Each line of the records that holds the word "google" should be copied out.

BEGIN

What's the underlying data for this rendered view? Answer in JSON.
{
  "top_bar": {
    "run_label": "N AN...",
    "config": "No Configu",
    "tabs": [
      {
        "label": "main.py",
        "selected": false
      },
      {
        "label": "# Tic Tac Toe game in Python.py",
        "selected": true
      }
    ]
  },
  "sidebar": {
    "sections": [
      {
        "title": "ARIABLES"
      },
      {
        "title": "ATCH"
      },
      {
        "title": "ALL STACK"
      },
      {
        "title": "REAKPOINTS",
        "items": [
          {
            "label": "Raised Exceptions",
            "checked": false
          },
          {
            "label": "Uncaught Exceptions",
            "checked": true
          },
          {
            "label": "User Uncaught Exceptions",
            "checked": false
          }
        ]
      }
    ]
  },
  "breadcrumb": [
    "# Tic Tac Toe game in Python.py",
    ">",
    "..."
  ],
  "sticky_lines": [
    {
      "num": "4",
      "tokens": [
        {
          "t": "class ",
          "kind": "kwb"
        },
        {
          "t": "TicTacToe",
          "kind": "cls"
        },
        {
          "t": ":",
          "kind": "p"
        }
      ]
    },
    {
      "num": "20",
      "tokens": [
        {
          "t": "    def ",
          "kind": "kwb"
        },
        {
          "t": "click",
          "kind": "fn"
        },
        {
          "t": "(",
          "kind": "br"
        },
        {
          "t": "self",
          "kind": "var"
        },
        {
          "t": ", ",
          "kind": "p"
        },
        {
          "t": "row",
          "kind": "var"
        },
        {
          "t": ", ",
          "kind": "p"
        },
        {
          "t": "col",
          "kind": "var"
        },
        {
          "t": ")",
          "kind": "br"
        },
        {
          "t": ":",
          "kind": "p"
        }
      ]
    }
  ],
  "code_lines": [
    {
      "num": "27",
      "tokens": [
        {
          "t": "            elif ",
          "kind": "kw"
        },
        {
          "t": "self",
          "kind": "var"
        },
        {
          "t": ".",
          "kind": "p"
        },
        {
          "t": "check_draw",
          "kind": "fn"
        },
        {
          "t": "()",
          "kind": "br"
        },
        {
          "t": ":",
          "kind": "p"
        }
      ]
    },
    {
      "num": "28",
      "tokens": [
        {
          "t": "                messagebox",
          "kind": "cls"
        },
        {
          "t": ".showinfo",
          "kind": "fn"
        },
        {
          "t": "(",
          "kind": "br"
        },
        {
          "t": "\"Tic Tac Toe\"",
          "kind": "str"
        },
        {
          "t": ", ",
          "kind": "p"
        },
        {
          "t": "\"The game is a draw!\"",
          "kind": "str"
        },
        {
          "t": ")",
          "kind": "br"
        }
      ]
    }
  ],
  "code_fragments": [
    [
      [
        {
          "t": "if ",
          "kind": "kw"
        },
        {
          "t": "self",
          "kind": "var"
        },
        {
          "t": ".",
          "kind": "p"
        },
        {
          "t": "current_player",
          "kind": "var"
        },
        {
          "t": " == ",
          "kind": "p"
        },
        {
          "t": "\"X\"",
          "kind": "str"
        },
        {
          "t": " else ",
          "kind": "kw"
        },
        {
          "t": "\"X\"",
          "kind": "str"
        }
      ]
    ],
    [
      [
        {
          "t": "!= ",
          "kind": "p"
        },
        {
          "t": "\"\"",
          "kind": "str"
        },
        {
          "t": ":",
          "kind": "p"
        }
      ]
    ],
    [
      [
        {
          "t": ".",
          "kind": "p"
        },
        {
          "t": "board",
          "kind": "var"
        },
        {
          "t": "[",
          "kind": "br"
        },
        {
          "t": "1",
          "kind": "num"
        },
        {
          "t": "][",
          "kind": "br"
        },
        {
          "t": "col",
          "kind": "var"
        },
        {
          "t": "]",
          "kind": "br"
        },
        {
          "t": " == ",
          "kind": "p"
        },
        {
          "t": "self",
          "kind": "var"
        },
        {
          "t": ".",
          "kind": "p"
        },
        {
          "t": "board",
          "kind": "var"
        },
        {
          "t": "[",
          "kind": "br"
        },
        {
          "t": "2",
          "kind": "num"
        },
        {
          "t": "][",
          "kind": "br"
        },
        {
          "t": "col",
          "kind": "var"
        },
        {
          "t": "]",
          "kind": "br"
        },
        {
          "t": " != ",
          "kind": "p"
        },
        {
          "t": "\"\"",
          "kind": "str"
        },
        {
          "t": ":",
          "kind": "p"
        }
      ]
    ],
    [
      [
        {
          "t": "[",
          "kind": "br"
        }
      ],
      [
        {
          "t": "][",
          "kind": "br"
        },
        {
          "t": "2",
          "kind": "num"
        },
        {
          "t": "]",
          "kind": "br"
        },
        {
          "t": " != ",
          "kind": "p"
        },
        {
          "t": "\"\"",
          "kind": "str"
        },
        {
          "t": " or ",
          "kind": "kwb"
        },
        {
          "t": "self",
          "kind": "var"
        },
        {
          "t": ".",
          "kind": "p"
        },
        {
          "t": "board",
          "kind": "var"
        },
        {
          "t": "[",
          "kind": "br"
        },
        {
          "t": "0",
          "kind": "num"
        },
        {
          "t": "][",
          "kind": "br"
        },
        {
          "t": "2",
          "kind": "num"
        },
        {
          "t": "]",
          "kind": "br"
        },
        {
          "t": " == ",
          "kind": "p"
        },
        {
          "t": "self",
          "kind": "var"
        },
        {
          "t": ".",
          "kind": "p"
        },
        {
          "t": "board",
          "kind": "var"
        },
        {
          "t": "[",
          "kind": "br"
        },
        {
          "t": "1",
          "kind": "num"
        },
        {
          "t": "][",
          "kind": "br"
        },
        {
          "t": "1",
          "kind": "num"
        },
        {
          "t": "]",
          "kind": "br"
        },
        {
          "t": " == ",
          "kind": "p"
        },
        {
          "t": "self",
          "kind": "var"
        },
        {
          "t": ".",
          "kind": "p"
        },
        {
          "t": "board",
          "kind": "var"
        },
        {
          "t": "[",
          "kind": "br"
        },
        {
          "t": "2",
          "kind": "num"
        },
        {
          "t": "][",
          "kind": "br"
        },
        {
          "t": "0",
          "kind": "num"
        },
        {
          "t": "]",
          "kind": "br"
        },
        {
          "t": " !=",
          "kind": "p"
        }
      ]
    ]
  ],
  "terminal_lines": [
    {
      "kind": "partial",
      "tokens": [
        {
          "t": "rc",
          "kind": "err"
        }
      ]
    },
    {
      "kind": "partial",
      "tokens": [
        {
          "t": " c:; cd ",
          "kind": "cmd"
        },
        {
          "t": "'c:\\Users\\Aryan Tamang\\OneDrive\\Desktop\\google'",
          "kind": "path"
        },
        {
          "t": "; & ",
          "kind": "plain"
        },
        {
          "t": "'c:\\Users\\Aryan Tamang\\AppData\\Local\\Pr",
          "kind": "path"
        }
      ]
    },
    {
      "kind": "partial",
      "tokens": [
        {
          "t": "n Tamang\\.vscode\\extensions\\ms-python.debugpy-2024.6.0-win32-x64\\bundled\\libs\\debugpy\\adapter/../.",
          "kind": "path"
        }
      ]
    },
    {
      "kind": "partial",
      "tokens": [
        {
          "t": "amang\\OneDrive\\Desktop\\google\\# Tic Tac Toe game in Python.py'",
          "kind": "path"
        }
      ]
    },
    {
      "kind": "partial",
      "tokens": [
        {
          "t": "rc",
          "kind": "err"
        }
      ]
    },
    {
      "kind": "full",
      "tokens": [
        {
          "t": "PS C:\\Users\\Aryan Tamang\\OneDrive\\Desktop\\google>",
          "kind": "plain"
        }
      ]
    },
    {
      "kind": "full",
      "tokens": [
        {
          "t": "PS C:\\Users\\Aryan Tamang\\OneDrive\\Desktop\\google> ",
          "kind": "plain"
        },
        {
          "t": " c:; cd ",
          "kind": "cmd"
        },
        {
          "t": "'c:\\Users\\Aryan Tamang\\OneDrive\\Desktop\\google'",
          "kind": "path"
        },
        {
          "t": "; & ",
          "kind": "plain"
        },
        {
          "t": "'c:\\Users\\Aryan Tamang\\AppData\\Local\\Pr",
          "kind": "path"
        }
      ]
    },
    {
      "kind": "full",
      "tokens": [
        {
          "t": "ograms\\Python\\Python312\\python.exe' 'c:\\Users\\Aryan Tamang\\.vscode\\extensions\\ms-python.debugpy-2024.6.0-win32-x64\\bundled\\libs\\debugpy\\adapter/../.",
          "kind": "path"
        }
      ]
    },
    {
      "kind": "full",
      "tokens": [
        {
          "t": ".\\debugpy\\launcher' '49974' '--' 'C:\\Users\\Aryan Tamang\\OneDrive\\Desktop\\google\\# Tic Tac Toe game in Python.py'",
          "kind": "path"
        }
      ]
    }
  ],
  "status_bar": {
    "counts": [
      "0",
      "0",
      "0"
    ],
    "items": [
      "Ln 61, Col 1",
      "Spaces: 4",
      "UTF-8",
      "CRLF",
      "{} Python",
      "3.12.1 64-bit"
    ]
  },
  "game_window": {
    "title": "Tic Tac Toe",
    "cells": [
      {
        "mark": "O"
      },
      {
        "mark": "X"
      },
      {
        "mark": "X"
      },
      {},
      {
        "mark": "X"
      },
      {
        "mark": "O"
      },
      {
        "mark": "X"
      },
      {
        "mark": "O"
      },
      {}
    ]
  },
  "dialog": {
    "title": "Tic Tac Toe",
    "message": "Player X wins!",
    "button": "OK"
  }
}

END

• Task response
          "t": "'c:\\Users\\Aryan Tamang\\OneDrive\\Desktop\\google'",
          "t": "amang\\OneDrive\\Desktop\\google\\# Tic Tac Toe game in Python.py'",
          "t": "PS C:\\Users\\Aryan Tamang\\OneDrive\\Desktop\\google>",
          "t": "PS C:\\Users\\Aryan Tamang\\OneDrive\\Desktop\\google> ",
          "t": "'c:\\Users\\Aryan Tamang\\OneDrive\\Desktop\\google'",
          "t": ".\\debugpy\\launcher' '49974' '--' 'C:\\Users\\Aryan Tamang\\OneDrive\\Desktop\\google\\# Tic Tac Toe game in Python.py'",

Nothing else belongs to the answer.